A friend recommended a new science book to me, The Particle at the End of the Universe, by Sean Carroll. I’m 50 pages in to it, but I’m so excited about what I’ve learned so far that I have to share.
Unlike Jim Holt, author of Why Does the World Exist?, which I’ve touched upon several times in this blog, Carroll is not a journalist with a knack for explaining science to the masses. He is a theoretical physicist at the California Institute of Technology, and someone I would love to have had as a lab partner when I was in college. Not only can he speak plain English, but he can demystify complicated ideas.
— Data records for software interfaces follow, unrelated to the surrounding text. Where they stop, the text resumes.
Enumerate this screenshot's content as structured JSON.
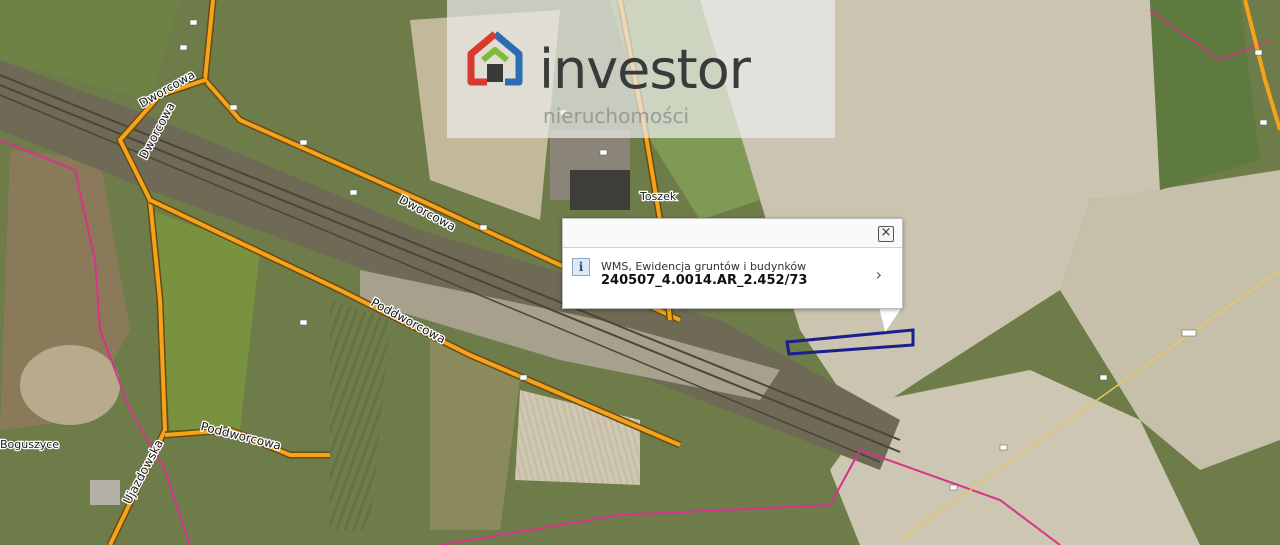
{
  "map": {
    "road_labels": {
      "dworcowa_north": "Dworcowa",
      "dworcowa_vertical": "Dworcowa",
      "dworcowa_middle": "Dworcowa",
      "poddworcowa_main": "Poddworcowa",
      "poddworcowa_south": "Poddworcowa",
      "ujazdowska": "Ujazdowska",
      "toszek_label": "Toszek"
    },
    "place_labels": {
      "boguszyce": "Boguszyce"
    },
    "colors": {
      "road_casing": "#f5a31a",
      "road_core": "#6b4a12",
      "boundary": "#d6338a",
      "parcel_outline": "#1a1f8c",
      "grid_line": "#e8c766"
    }
  },
  "watermark": {
    "brand_name": "investor",
    "brand_sub": "nieruchomości",
    "logo_colors": {
      "red": "#d93a30",
      "green": "#7dbb3a",
      "blue": "#2a6db5",
      "gray": "#3a3a3a"
    }
  },
  "popup": {
    "close_symbol": "×",
    "info_icon": "i",
    "layer_name": "WMS, Ewidencja gruntów i budynków",
    "parcel_id": "240507_4.0014.AR_2.452/73",
    "next_symbol": "›"
  }
}
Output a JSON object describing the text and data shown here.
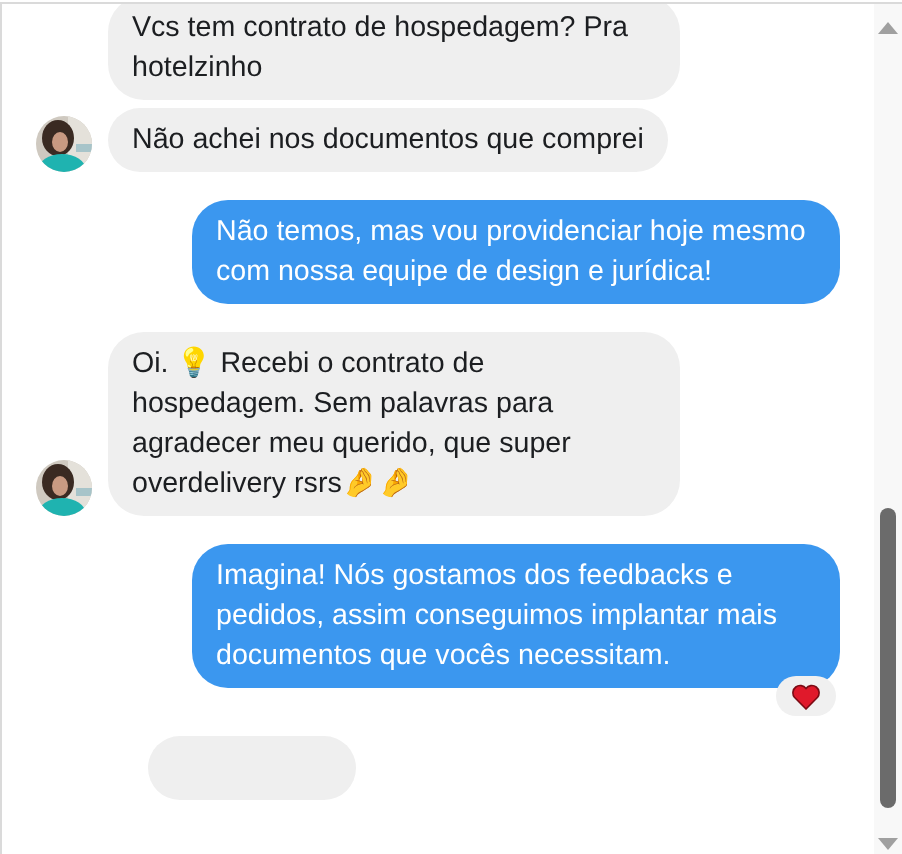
{
  "messages": [
    {
      "kind": "received",
      "text": "Vcs tem contrato de hospedagem? Pra hotelzinho",
      "avatar": false
    },
    {
      "kind": "received",
      "text": "Não achei nos documentos que comprei",
      "avatar": true
    },
    {
      "kind": "sent",
      "text": "Não temos, mas vou providenciar hoje mesmo com nossa equipe de design e jurídica!"
    },
    {
      "kind": "received",
      "text": "Oi. 💡 Recebi o contrato de hospedagem. Sem palavras para agradecer meu querido, que super overdelivery rsrs🤌🤌",
      "avatar": true
    },
    {
      "kind": "sent",
      "text": "Imagina! Nós gostamos dos feedbacks e pedidos, assim conseguimos implantar mais documentos que vocês necessitam.",
      "reactions": [
        {
          "kind": "heart"
        }
      ]
    },
    {
      "kind": "received",
      "avatar": false
    }
  ]
}
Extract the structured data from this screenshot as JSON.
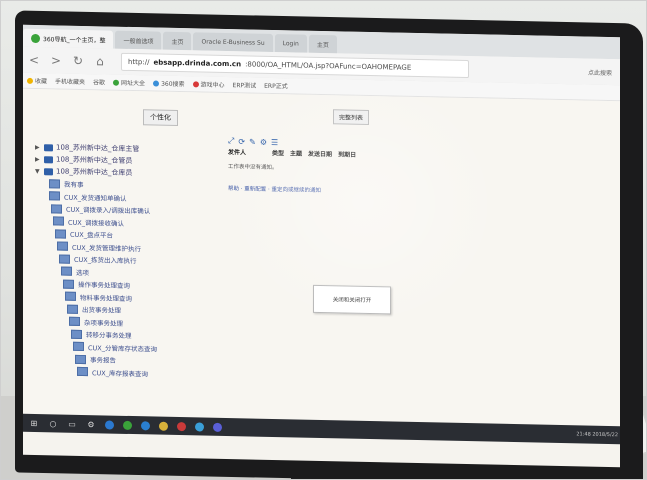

For example, I’ve read countless explanations about how tiny bits of matter can be both a wave and a particle at the same time. My mind refuses to contemplate the notion, however. “Give me an example in real life,” it insists. No book on science that I’ve read has ever managed it. The writers eventually throw up their hands and say the phenomenon is “mysterious.” Till now, I agreed. But Carroll gives his audience an inkling into this puzzle. I’m going to share it, not by using his example, but creating one of my own. If I fall on my face, I don’t want to take Carroll down with me. So here goes:
Imagine a cloth made of sand. You can pull it, lift it, twist it like an ordinary cloth but the substance is fluid. The sand can move around, clump or leave blank spaces, for example. When it clumps, it’s still the same cloth but the little pile becomes a particle with different properties – width, height, mass — from the other parts of the cloth where the sand is smooth. That’s how a tiny bit of matter can be a wave and a particle at the same time, all of it being nothing but energy.
No doubt my analogy is crude and imperfect but it helps my brain get around the unimaginable. If I’ve got it right, the concept isn’t mysterious but simple. If I’ve got it right, Carroll’s hard cover book is worth every penny I paid for it.
(Courtesy of Barne&Noble.com)